A parent’s love is uncompromised. Erin (Luckas) Brown, a 2003 graduate of North Royalton High School, and her husband, Jeff, have been undergoing lab testing and bloodwork since September to discover if either one of them would be a good match to donate a kidney to help save their son’s life.
The couple’s son, Lukas, 21 months old, was born in 2017 with end-stage kidney disease. At birth, it was learned that Lukas’ kidneys were functioning at just 20 percent.

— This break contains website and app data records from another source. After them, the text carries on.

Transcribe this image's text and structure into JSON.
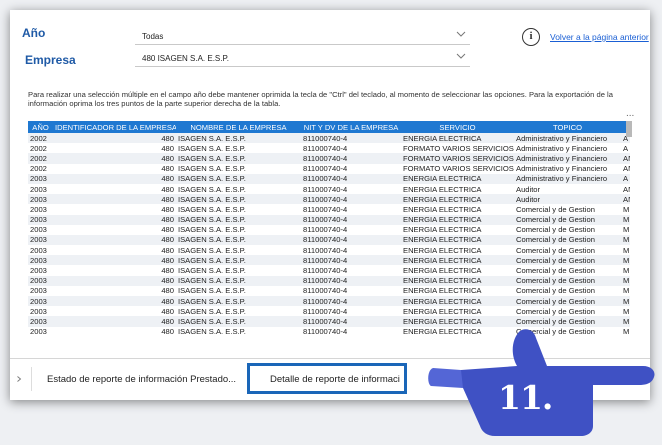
{
  "filters": {
    "year_label": "Año",
    "year_value": "Todas",
    "company_label": "Empresa",
    "company_value": "480 ISAGEN S.A. E.S.P."
  },
  "back_link": "Volver a la página anterior",
  "info_glyph": "i",
  "note": "Para realizar una selección múltiple en el campo año debe mantener oprimida la tecla de \"Ctrl\" del teclado, al momento de seleccionar las opciones. Para la exportación de la información oprima los tres puntos de la parte superior derecha de la tabla.",
  "more_glyph": "...",
  "table": {
    "columns": [
      "AÑO",
      "IDENTIFICADOR DE LA EMPRESA",
      "NOMBRE DE LA EMPRESA",
      "NIT Y DV DE LA EMPRESA",
      "SERVICIO",
      "TOPICO",
      "PE"
    ],
    "rows": [
      [
        "2002",
        "480",
        "ISAGEN S.A. E.S.P.",
        "811000740-4",
        "ENERGIA ELECTRICA",
        "Administrativo y Financiero",
        "A"
      ],
      [
        "2002",
        "480",
        "ISAGEN S.A. E.S.P.",
        "811000740-4",
        "FORMATO VARIOS SERVICIOS",
        "Administrativo y Financiero",
        "A"
      ],
      [
        "2002",
        "480",
        "ISAGEN S.A. E.S.P.",
        "811000740-4",
        "FORMATO VARIOS SERVICIOS",
        "Administrativo y Financiero",
        "ANU"
      ],
      [
        "2002",
        "480",
        "ISAGEN S.A. E.S.P.",
        "811000740-4",
        "FORMATO VARIOS SERVICIOS",
        "Administrativo y Financiero",
        "ANU"
      ],
      [
        "2003",
        "480",
        "ISAGEN S.A. E.S.P.",
        "811000740-4",
        "ENERGIA ELECTRICA",
        "Administrativo y Financiero",
        "A"
      ],
      [
        "2003",
        "480",
        "ISAGEN S.A. E.S.P.",
        "811000740-4",
        "ENERGIA ELECTRICA",
        "Auditor",
        "ANU"
      ],
      [
        "2003",
        "480",
        "ISAGEN S.A. E.S.P.",
        "811000740-4",
        "ENERGIA ELECTRICA",
        "Auditor",
        "ANU"
      ],
      [
        "2003",
        "480",
        "ISAGEN S.A. E.S.P.",
        "811000740-4",
        "ENERGIA ELECTRICA",
        "Comercial y de Gestion",
        "MES"
      ],
      [
        "2003",
        "480",
        "ISAGEN S.A. E.S.P.",
        "811000740-4",
        "ENERGIA ELECTRICA",
        "Comercial y de Gestion",
        "MES"
      ],
      [
        "2003",
        "480",
        "ISAGEN S.A. E.S.P.",
        "811000740-4",
        "ENERGIA ELECTRICA",
        "Comercial y de Gestion",
        "MES"
      ],
      [
        "2003",
        "480",
        "ISAGEN S.A. E.S.P.",
        "811000740-4",
        "ENERGIA ELECTRICA",
        "Comercial y de Gestion",
        "MES"
      ],
      [
        "2003",
        "480",
        "ISAGEN S.A. E.S.P.",
        "811000740-4",
        "ENERGIA ELECTRICA",
        "Comercial y de Gestion",
        "MES"
      ],
      [
        "2003",
        "480",
        "ISAGEN S.A. E.S.P.",
        "811000740-4",
        "ENERGIA ELECTRICA",
        "Comercial y de Gestion",
        "MES"
      ],
      [
        "2003",
        "480",
        "ISAGEN S.A. E.S.P.",
        "811000740-4",
        "ENERGIA ELECTRICA",
        "Comercial y de Gestion",
        "MES"
      ],
      [
        "2003",
        "480",
        "ISAGEN S.A. E.S.P.",
        "811000740-4",
        "ENERGIA ELECTRICA",
        "Comercial y de Gestion",
        "MES"
      ],
      [
        "2003",
        "480",
        "ISAGEN S.A. E.S.P.",
        "811000740-4",
        "ENERGIA ELECTRICA",
        "Comercial y de Gestion",
        "MES"
      ],
      [
        "2003",
        "480",
        "ISAGEN S.A. E.S.P.",
        "811000740-4",
        "ENERGIA ELECTRICA",
        "Comercial y de Gestion",
        "MES"
      ],
      [
        "2003",
        "480",
        "ISAGEN S.A. E.S.P.",
        "811000740-4",
        "ENERGIA ELECTRICA",
        "Comercial y de Gestion",
        "MES"
      ],
      [
        "2003",
        "480",
        "ISAGEN S.A. E.S.P.",
        "811000740-4",
        "ENERGIA ELECTRICA",
        "Comercial y de Gestion",
        "MES"
      ],
      [
        "2003",
        "480",
        "ISAGEN S.A. E.S.P.",
        "811000740-4",
        "ENERGIA ELECTRICA",
        "Comercial y de Gestion",
        "MES"
      ]
    ]
  },
  "tabs": [
    {
      "label": "Estado de reporte de información Prestado..."
    },
    {
      "label": "Detalle de reporte de informaci"
    }
  ],
  "callout": {
    "step": "11."
  },
  "colors": {
    "accent": "#1f78d1",
    "label": "#1f5aa6",
    "link": "#1a5fd4",
    "hand": "#3f51c4"
  }
}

The family, now living in North Carolina, has endured an agonizing journey watching their infant son undergo weeks in the NICU at Levine Children’s Hospital, on dialysis, getting multiple surgeries, regular bloodwork and creatinine levels testing. Pending the results of a month-end CAT scan, Erin may be Lukas’ donor, said Lukas’ aunt, Kristen Hunker, a third-grade teacher in Brunswick who contacted the Royalton Recorder about her nephew’s story.
To assist with medical expenses, which won’t stop following the transplant surgery, the family has started a fund-raising campaign via The Children’s Organ Transplant Association (COTA). It is the nation’s only fund-raising organization solely dedicated to raising dollars in honor of children and young adults in need of life-saving transplants.
“Lukas will be on anti-rejection medications for his whole life and many medical expenses will not be picked up by his insurance,” Hunker said.
Several local fund-raisers are also in the works and dates are still being determined.
“When you look at Luke, you wouldn’t be able to tell that he is sick or needs a kidney to save his life,” said his mother Erin via Facebook. “There have been many ups and downs and Luke has several scars to prove the tough journey he has endured. He is the strongest, happiest boy you will ever meet. He has brought so much happiness and love to our lives.”
Lukas was officially placed on the kidney donor transplant list last fall. He will need more than one transplant in his lifetime, Erin said.
Following his transplant surgery, Lukas will be in the intensive care unit, sedated, for several weeks for observation and monitoring to make sure his body is adjusting properly to his new kidney, Hunker said. Recovery for the donor is approximately six weeks. The Browns also have a five-year-old daughter.
“Luke has weekly physical, speech and occupational therapy appointments,” Erin said. “He meets with his nephrologist every month for lab work. He will have chronic kidney disease forever and will need more than one kidney transplant in his lifetime.”
Despite their daily hardships, the family remains positive and prayerful. Following his transplant surgery, the toddler still has an uphill battle of special diets, medications and immunosuppression, Erin said.
“It’s been hard,” Hunker said of her nephew’s journey. “We’re not down there with them (in North Carolina) but we try to be as supportive as we all can from afar and that’s why it’s so important to plan these local fund-raising events. Luckily, there is a lot of positivity and prayers that lift their spirits.”
To learn more about Lukas and his needs, visit https://cota.org/campaigns/cotaforteamlukas. All monies raised will be used for medical purposes.
Contributing Writer